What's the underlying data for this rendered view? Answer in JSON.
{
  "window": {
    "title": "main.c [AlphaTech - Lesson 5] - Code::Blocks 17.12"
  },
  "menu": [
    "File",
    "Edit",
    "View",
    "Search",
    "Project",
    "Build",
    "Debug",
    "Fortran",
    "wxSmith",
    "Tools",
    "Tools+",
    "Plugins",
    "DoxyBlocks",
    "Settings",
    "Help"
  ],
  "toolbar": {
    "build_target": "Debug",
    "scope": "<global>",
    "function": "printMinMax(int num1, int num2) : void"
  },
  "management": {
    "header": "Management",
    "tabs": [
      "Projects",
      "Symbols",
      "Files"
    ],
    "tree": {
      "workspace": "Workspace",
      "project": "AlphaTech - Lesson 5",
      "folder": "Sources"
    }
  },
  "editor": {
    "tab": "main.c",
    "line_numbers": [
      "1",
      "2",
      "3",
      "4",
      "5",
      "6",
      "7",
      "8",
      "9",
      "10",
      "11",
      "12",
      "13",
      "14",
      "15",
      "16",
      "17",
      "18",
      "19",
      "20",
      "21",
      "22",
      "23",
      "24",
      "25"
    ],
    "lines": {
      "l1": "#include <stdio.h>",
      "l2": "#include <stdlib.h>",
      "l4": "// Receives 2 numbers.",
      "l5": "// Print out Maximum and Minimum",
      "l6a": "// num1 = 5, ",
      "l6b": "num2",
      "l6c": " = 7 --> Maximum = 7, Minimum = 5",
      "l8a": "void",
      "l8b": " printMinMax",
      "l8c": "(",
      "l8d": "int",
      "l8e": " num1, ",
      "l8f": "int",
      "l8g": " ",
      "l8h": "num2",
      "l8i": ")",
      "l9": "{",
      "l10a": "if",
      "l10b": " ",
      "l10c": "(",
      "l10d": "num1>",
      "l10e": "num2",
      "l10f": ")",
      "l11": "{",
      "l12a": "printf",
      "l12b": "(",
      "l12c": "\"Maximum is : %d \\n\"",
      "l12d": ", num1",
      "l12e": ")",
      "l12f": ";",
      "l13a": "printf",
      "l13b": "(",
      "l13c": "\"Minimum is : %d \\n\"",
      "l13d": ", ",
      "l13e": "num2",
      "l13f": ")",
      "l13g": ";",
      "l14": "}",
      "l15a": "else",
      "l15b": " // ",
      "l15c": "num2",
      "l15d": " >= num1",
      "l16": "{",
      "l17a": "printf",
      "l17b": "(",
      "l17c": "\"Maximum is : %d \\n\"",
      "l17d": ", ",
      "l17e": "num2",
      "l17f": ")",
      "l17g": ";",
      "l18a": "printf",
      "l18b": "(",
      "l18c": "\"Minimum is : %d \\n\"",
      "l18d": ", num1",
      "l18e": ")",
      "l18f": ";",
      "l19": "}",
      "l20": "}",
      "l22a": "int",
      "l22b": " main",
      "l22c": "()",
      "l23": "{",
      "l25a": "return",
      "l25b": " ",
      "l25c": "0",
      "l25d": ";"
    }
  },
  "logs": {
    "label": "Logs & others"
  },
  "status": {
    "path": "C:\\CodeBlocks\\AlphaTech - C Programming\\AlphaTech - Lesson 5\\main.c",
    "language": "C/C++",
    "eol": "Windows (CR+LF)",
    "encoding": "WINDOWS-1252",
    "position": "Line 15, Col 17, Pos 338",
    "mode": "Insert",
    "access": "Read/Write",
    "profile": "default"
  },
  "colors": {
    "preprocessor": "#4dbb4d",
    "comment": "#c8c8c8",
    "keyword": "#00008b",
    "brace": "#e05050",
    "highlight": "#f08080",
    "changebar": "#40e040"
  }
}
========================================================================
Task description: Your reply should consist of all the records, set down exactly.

Finished task:
What's the underlying data for this rendered view? Answer in JSON.
{
  "window": {
    "title": "main.c [AlphaTech - Lesson 5] - Code::Blocks 17.12"
  },
  "menu": [
    "File",
    "Edit",
    "View",
    "Search",
    "Project",
    "Build",
    "Debug",
    "Fortran",
    "wxSmith",
    "Tools",
    "Tools+",
    "Plugins",
    "DoxyBlocks",
    "Settings",
    "Help"
  ],
  "toolbar": {
    "build_target": "Debug",
    "scope": "<global>",
    "function": "printMinMax(int num1, int num2) : void"
  },
  "management": {
    "header": "Management",
    "tabs": [
      "Projects",
      "Symbols",
      "Files"
    ],
    "tree": {
      "workspace": "Workspace",
      "project": "AlphaTech - Lesson 5",
      "folder": "Sources"
    }
  },
  "editor": {
    "tab": "main.c",
    "line_numbers": [
      "1",
      "2",
      "3",
      "4",
      "5",
      "6",
      "7",
      "8",
      "9",
      "10",
      "11",
      "12",
      "13",
      "14",
      "15",
      "16",
      "17",
      "18",
      "19",
      "20",
      "21",
      "22",
      "23",
      "24",
      "25"
    ],
    "lines": {
      "l1": "#include <stdio.h>",
      "l2": "#include <stdlib.h>",
      "l4": "// Receives 2 numbers.",
      "l5": "// Print out Maximum and Minimum",
      "l6a": "// num1 = 5, ",
      "l6b": "num2",
      "l6c": " = 7 --> Maximum = 7, Minimum = 5",
      "l8a": "void",
      "l8b": " printMinMax",
      "l8c": "(",
      "l8d": "int",
      "l8e": " num1, ",
      "l8f": "int",
      "l8g": " ",
      "l8h": "num2",
      "l8i": ")",
      "l9": "{",
      "l10a": "if",
      "l10b": " ",
      "l10c": "(",
      "l10d": "num1>",
      "l10e": "num2",
      "l10f": ")",
      "l11": "{",
      "l12a": "printf",
      "l12b": "(",
      "l12c": "\"Maximum is : %d \\n\"",
      "l12d": ", num1",
      "l12e": ")",
      "l12f": ";",
      "l13a": "printf",
      "l13b": "(",
      "l13c": "\"Minimum is : %d \\n\"",
      "l13d": ", ",
      "l13e": "num2",
      "l13f": ")",
      "l13g": ";",
      "l14": "}",
      "l15a": "else",
      "l15b": " // ",
      "l15c": "num2",
      "l15d": " >= num1",
      "l16": "{",
      "l17a": "printf",
      "l17b": "(",
      "l17c": "\"Maximum is : %d \\n\"",
      "l17d": ", ",
      "l17e": "num2",
      "l17f": ")",
      "l17g": ";",
      "l18a": "printf",
      "l18b": "(",
      "l18c": "\"Minimum is : %d \\n\"",
      "l18d": ", num1",
      "l18e": ")",
      "l18f": ";",
      "l19": "}",
      "l20": "}",
      "l22a": "int",
      "l22b": " main",
      "l22c": "()",
      "l23": "{",
      "l25a": "return",
      "l25b": " ",
      "l25c": "0",
      "l25d": ";"
    }
  },
  "logs": {
    "label": "Logs & others"
  },
  "status": {
    "path": "C:\\CodeBlocks\\AlphaTech - C Programming\\AlphaTech - Lesson 5\\main.c",
    "language": "C/C++",
    "eol": "Windows (CR+LF)",
    "encoding": "WINDOWS-1252",
    "position": "Line 15, Col 17, Pos 338",
    "mode": "Insert",
    "access": "Read/Write",
    "profile": "default"
  },
  "colors": {
    "preprocessor": "#4dbb4d",
    "comment": "#c8c8c8",
    "keyword": "#00008b",
    "brace": "#e05050",
    "highlight": "#f08080",
    "changebar": "#40e040"
  }
}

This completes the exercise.